[Directions] Your answer should consist of each line from the data below that contains "shortcut".

[Available data]
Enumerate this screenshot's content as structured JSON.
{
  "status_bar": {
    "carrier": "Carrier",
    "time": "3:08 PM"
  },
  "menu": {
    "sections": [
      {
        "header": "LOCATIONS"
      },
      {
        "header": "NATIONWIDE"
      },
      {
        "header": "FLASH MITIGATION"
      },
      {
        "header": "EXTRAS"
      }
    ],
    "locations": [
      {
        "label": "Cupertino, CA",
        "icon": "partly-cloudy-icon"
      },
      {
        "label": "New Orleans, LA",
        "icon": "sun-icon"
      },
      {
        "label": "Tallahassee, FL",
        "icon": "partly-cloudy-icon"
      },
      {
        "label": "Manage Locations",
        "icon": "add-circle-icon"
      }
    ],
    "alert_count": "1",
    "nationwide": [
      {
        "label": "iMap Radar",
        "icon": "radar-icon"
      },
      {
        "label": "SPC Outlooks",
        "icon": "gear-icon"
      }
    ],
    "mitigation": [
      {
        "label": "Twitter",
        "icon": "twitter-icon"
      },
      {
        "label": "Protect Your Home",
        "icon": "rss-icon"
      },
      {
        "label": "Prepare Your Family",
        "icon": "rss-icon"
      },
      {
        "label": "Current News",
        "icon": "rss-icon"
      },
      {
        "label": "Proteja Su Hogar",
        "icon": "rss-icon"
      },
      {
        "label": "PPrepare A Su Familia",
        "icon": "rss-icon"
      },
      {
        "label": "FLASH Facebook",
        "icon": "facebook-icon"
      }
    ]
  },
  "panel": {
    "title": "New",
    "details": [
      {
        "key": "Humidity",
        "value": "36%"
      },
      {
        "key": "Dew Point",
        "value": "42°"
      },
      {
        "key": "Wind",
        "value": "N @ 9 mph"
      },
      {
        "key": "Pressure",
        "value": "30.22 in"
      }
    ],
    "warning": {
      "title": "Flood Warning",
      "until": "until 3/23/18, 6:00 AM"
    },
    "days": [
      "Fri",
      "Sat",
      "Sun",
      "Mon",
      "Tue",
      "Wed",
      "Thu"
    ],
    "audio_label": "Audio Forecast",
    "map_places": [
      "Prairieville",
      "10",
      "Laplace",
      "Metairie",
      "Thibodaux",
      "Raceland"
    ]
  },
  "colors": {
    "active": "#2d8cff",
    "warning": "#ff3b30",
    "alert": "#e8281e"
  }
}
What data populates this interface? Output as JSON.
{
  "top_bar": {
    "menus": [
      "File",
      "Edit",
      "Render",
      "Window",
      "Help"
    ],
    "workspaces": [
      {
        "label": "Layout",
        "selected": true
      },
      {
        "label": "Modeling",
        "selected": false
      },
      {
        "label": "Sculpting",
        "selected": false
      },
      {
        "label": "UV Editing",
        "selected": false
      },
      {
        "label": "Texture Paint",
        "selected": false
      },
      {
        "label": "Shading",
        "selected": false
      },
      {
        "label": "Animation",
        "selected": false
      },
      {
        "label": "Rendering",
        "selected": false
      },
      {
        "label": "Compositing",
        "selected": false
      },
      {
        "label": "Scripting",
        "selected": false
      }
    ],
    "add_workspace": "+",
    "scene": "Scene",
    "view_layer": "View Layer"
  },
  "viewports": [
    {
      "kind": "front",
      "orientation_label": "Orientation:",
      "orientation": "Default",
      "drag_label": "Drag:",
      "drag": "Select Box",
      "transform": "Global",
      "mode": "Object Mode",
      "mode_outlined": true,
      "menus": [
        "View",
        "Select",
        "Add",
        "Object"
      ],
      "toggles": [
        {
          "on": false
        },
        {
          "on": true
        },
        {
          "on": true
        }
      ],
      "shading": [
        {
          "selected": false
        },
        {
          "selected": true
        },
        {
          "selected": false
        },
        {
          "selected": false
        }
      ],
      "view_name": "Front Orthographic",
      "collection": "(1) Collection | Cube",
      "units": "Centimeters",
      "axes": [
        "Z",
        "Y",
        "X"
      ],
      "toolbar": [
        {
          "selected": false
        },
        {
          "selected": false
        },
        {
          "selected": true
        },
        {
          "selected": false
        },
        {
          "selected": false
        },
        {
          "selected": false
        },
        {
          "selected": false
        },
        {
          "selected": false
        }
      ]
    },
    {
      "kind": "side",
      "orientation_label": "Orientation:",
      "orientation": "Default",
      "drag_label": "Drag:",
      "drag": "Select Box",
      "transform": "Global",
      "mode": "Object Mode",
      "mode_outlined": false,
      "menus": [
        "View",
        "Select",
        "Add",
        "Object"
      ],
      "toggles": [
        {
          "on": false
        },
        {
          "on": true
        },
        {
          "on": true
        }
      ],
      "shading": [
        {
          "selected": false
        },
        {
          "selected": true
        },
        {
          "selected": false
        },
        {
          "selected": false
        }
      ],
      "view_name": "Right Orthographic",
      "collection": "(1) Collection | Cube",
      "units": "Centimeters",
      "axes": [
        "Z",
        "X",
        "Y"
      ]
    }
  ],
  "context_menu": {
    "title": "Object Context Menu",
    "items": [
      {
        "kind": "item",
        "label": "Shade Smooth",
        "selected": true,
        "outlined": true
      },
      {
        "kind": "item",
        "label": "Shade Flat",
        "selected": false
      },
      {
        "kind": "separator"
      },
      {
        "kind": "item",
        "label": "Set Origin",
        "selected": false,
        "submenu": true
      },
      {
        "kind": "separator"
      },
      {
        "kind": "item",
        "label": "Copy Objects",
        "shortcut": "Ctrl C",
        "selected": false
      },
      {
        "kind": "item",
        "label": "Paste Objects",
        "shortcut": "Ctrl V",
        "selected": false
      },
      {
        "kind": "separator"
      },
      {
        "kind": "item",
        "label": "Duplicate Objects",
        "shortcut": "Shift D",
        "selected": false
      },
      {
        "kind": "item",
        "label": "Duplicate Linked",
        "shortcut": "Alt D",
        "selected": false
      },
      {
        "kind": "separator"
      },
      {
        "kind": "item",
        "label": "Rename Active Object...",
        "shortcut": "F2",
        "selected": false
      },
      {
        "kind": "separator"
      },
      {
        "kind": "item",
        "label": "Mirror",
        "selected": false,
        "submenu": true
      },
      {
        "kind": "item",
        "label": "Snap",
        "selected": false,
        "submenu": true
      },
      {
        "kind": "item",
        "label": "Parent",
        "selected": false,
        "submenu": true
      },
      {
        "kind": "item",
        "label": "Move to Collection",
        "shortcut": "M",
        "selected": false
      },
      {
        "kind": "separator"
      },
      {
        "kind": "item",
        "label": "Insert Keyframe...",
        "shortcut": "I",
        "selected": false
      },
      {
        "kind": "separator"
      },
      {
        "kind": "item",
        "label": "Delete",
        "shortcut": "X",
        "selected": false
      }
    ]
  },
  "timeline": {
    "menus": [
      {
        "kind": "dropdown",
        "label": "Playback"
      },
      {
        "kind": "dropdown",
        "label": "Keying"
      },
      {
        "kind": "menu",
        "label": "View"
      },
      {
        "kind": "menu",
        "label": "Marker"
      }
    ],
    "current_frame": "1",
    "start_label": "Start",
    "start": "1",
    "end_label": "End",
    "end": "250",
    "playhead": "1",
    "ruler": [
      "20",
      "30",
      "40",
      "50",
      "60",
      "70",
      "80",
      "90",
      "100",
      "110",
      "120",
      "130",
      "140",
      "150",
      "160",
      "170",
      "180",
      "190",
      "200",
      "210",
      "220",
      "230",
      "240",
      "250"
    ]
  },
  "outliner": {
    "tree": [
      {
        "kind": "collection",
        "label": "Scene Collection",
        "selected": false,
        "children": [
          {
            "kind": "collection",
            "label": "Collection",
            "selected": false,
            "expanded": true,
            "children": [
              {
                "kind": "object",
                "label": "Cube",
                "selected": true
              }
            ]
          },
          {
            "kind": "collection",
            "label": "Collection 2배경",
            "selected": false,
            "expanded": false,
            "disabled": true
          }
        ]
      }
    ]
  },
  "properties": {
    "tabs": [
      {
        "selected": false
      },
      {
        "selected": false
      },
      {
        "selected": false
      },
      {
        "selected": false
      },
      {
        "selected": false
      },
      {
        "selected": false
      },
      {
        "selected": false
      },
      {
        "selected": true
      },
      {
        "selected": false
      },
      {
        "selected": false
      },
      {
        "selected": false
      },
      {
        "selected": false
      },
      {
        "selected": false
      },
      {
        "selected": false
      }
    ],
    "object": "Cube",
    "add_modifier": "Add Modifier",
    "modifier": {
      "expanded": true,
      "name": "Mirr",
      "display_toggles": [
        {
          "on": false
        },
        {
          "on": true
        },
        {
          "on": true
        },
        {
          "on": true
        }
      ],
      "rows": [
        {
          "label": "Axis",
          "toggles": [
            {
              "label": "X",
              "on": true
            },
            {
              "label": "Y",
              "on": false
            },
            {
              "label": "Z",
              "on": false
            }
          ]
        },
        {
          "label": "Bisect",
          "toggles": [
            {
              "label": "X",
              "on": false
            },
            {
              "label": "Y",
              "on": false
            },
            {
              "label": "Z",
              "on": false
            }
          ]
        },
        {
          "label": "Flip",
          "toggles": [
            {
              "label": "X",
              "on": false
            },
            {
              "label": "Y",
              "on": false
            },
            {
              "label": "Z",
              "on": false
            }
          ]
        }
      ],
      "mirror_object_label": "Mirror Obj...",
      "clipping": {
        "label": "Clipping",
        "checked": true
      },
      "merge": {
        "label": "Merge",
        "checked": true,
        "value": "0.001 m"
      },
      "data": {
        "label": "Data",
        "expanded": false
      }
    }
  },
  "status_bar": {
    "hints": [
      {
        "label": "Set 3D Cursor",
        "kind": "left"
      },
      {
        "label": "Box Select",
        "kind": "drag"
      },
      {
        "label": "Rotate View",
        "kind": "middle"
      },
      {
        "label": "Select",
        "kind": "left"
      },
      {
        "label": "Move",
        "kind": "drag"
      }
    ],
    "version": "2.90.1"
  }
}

[Expected answer]
        "shortcut": "Ctrl C",
        "shortcut": "Ctrl V",
        "shortcut": "Shift D",
        "shortcut": "Alt D",
        "shortcut": "F2",
        "shortcut": "M",
        "shortcut": "I",
        "shortcut": "X",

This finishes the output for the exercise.